** Opening Records to use block **
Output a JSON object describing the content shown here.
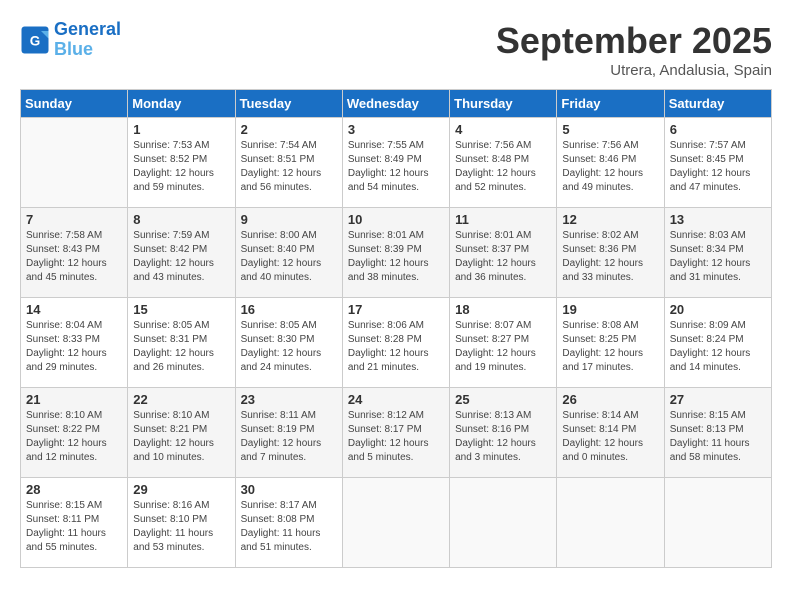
{
  "header": {
    "logo_line1": "General",
    "logo_line2": "Blue",
    "month": "September 2025",
    "location": "Utrera, Andalusia, Spain"
  },
  "days_of_week": [
    "Sunday",
    "Monday",
    "Tuesday",
    "Wednesday",
    "Thursday",
    "Friday",
    "Saturday"
  ],
  "weeks": [
    [
      {
        "day": "",
        "info": ""
      },
      {
        "day": "1",
        "info": "Sunrise: 7:53 AM\nSunset: 8:52 PM\nDaylight: 12 hours\nand 59 minutes."
      },
      {
        "day": "2",
        "info": "Sunrise: 7:54 AM\nSunset: 8:51 PM\nDaylight: 12 hours\nand 56 minutes."
      },
      {
        "day": "3",
        "info": "Sunrise: 7:55 AM\nSunset: 8:49 PM\nDaylight: 12 hours\nand 54 minutes."
      },
      {
        "day": "4",
        "info": "Sunrise: 7:56 AM\nSunset: 8:48 PM\nDaylight: 12 hours\nand 52 minutes."
      },
      {
        "day": "5",
        "info": "Sunrise: 7:56 AM\nSunset: 8:46 PM\nDaylight: 12 hours\nand 49 minutes."
      },
      {
        "day": "6",
        "info": "Sunrise: 7:57 AM\nSunset: 8:45 PM\nDaylight: 12 hours\nand 47 minutes."
      }
    ],
    [
      {
        "day": "7",
        "info": "Sunrise: 7:58 AM\nSunset: 8:43 PM\nDaylight: 12 hours\nand 45 minutes."
      },
      {
        "day": "8",
        "info": "Sunrise: 7:59 AM\nSunset: 8:42 PM\nDaylight: 12 hours\nand 43 minutes."
      },
      {
        "day": "9",
        "info": "Sunrise: 8:00 AM\nSunset: 8:40 PM\nDaylight: 12 hours\nand 40 minutes."
      },
      {
        "day": "10",
        "info": "Sunrise: 8:01 AM\nSunset: 8:39 PM\nDaylight: 12 hours\nand 38 minutes."
      },
      {
        "day": "11",
        "info": "Sunrise: 8:01 AM\nSunset: 8:37 PM\nDaylight: 12 hours\nand 36 minutes."
      },
      {
        "day": "12",
        "info": "Sunrise: 8:02 AM\nSunset: 8:36 PM\nDaylight: 12 hours\nand 33 minutes."
      },
      {
        "day": "13",
        "info": "Sunrise: 8:03 AM\nSunset: 8:34 PM\nDaylight: 12 hours\nand 31 minutes."
      }
    ],
    [
      {
        "day": "14",
        "info": "Sunrise: 8:04 AM\nSunset: 8:33 PM\nDaylight: 12 hours\nand 29 minutes."
      },
      {
        "day": "15",
        "info": "Sunrise: 8:05 AM\nSunset: 8:31 PM\nDaylight: 12 hours\nand 26 minutes."
      },
      {
        "day": "16",
        "info": "Sunrise: 8:05 AM\nSunset: 8:30 PM\nDaylight: 12 hours\nand 24 minutes."
      },
      {
        "day": "17",
        "info": "Sunrise: 8:06 AM\nSunset: 8:28 PM\nDaylight: 12 hours\nand 21 minutes."
      },
      {
        "day": "18",
        "info": "Sunrise: 8:07 AM\nSunset: 8:27 PM\nDaylight: 12 hours\nand 19 minutes."
      },
      {
        "day": "19",
        "info": "Sunrise: 8:08 AM\nSunset: 8:25 PM\nDaylight: 12 hours\nand 17 minutes."
      },
      {
        "day": "20",
        "info": "Sunrise: 8:09 AM\nSunset: 8:24 PM\nDaylight: 12 hours\nand 14 minutes."
      }
    ],
    [
      {
        "day": "21",
        "info": "Sunrise: 8:10 AM\nSunset: 8:22 PM\nDaylight: 12 hours\nand 12 minutes."
      },
      {
        "day": "22",
        "info": "Sunrise: 8:10 AM\nSunset: 8:21 PM\nDaylight: 12 hours\nand 10 minutes."
      },
      {
        "day": "23",
        "info": "Sunrise: 8:11 AM\nSunset: 8:19 PM\nDaylight: 12 hours\nand 7 minutes."
      },
      {
        "day": "24",
        "info": "Sunrise: 8:12 AM\nSunset: 8:17 PM\nDaylight: 12 hours\nand 5 minutes."
      },
      {
        "day": "25",
        "info": "Sunrise: 8:13 AM\nSunset: 8:16 PM\nDaylight: 12 hours\nand 3 minutes."
      },
      {
        "day": "26",
        "info": "Sunrise: 8:14 AM\nSunset: 8:14 PM\nDaylight: 12 hours\nand 0 minutes."
      },
      {
        "day": "27",
        "info": "Sunrise: 8:15 AM\nSunset: 8:13 PM\nDaylight: 11 hours\nand 58 minutes."
      }
    ],
    [
      {
        "day": "28",
        "info": "Sunrise: 8:15 AM\nSunset: 8:11 PM\nDaylight: 11 hours\nand 55 minutes."
      },
      {
        "day": "29",
        "info": "Sunrise: 8:16 AM\nSunset: 8:10 PM\nDaylight: 11 hours\nand 53 minutes."
      },
      {
        "day": "30",
        "info": "Sunrise: 8:17 AM\nSunset: 8:08 PM\nDaylight: 11 hours\nand 51 minutes."
      },
      {
        "day": "",
        "info": ""
      },
      {
        "day": "",
        "info": ""
      },
      {
        "day": "",
        "info": ""
      },
      {
        "day": "",
        "info": ""
      }
    ]
  ]
}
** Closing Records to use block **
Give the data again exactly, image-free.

Output a JSON object describing the content shown here.
{
  "header": {
    "logo_line1": "General",
    "logo_line2": "Blue",
    "month": "September 2025",
    "location": "Utrera, Andalusia, Spain"
  },
  "days_of_week": [
    "Sunday",
    "Monday",
    "Tuesday",
    "Wednesday",
    "Thursday",
    "Friday",
    "Saturday"
  ],
  "weeks": [
    [
      {
        "day": "",
        "info": ""
      },
      {
        "day": "1",
        "info": "Sunrise: 7:53 AM\nSunset: 8:52 PM\nDaylight: 12 hours\nand 59 minutes."
      },
      {
        "day": "2",
        "info": "Sunrise: 7:54 AM\nSunset: 8:51 PM\nDaylight: 12 hours\nand 56 minutes."
      },
      {
        "day": "3",
        "info": "Sunrise: 7:55 AM\nSunset: 8:49 PM\nDaylight: 12 hours\nand 54 minutes."
      },
      {
        "day": "4",
        "info": "Sunrise: 7:56 AM\nSunset: 8:48 PM\nDaylight: 12 hours\nand 52 minutes."
      },
      {
        "day": "5",
        "info": "Sunrise: 7:56 AM\nSunset: 8:46 PM\nDaylight: 12 hours\nand 49 minutes."
      },
      {
        "day": "6",
        "info": "Sunrise: 7:57 AM\nSunset: 8:45 PM\nDaylight: 12 hours\nand 47 minutes."
      }
    ],
    [
      {
        "day": "7",
        "info": "Sunrise: 7:58 AM\nSunset: 8:43 PM\nDaylight: 12 hours\nand 45 minutes."
      },
      {
        "day": "8",
        "info": "Sunrise: 7:59 AM\nSunset: 8:42 PM\nDaylight: 12 hours\nand 43 minutes."
      },
      {
        "day": "9",
        "info": "Sunrise: 8:00 AM\nSunset: 8:40 PM\nDaylight: 12 hours\nand 40 minutes."
      },
      {
        "day": "10",
        "info": "Sunrise: 8:01 AM\nSunset: 8:39 PM\nDaylight: 12 hours\nand 38 minutes."
      },
      {
        "day": "11",
        "info": "Sunrise: 8:01 AM\nSunset: 8:37 PM\nDaylight: 12 hours\nand 36 minutes."
      },
      {
        "day": "12",
        "info": "Sunrise: 8:02 AM\nSunset: 8:36 PM\nDaylight: 12 hours\nand 33 minutes."
      },
      {
        "day": "13",
        "info": "Sunrise: 8:03 AM\nSunset: 8:34 PM\nDaylight: 12 hours\nand 31 minutes."
      }
    ],
    [
      {
        "day": "14",
        "info": "Sunrise: 8:04 AM\nSunset: 8:33 PM\nDaylight: 12 hours\nand 29 minutes."
      },
      {
        "day": "15",
        "info": "Sunrise: 8:05 AM\nSunset: 8:31 PM\nDaylight: 12 hours\nand 26 minutes."
      },
      {
        "day": "16",
        "info": "Sunrise: 8:05 AM\nSunset: 8:30 PM\nDaylight: 12 hours\nand 24 minutes."
      },
      {
        "day": "17",
        "info": "Sunrise: 8:06 AM\nSunset: 8:28 PM\nDaylight: 12 hours\nand 21 minutes."
      },
      {
        "day": "18",
        "info": "Sunrise: 8:07 AM\nSunset: 8:27 PM\nDaylight: 12 hours\nand 19 minutes."
      },
      {
        "day": "19",
        "info": "Sunrise: 8:08 AM\nSunset: 8:25 PM\nDaylight: 12 hours\nand 17 minutes."
      },
      {
        "day": "20",
        "info": "Sunrise: 8:09 AM\nSunset: 8:24 PM\nDaylight: 12 hours\nand 14 minutes."
      }
    ],
    [
      {
        "day": "21",
        "info": "Sunrise: 8:10 AM\nSunset: 8:22 PM\nDaylight: 12 hours\nand 12 minutes."
      },
      {
        "day": "22",
        "info": "Sunrise: 8:10 AM\nSunset: 8:21 PM\nDaylight: 12 hours\nand 10 minutes."
      },
      {
        "day": "23",
        "info": "Sunrise: 8:11 AM\nSunset: 8:19 PM\nDaylight: 12 hours\nand 7 minutes."
      },
      {
        "day": "24",
        "info": "Sunrise: 8:12 AM\nSunset: 8:17 PM\nDaylight: 12 hours\nand 5 minutes."
      },
      {
        "day": "25",
        "info": "Sunrise: 8:13 AM\nSunset: 8:16 PM\nDaylight: 12 hours\nand 3 minutes."
      },
      {
        "day": "26",
        "info": "Sunrise: 8:14 AM\nSunset: 8:14 PM\nDaylight: 12 hours\nand 0 minutes."
      },
      {
        "day": "27",
        "info": "Sunrise: 8:15 AM\nSunset: 8:13 PM\nDaylight: 11 hours\nand 58 minutes."
      }
    ],
    [
      {
        "day": "28",
        "info": "Sunrise: 8:15 AM\nSunset: 8:11 PM\nDaylight: 11 hours\nand 55 minutes."
      },
      {
        "day": "29",
        "info": "Sunrise: 8:16 AM\nSunset: 8:10 PM\nDaylight: 11 hours\nand 53 minutes."
      },
      {
        "day": "30",
        "info": "Sunrise: 8:17 AM\nSunset: 8:08 PM\nDaylight: 11 hours\nand 51 minutes."
      },
      {
        "day": "",
        "info": ""
      },
      {
        "day": "",
        "info": ""
      },
      {
        "day": "",
        "info": ""
      },
      {
        "day": "",
        "info": ""
      }
    ]
  ]
}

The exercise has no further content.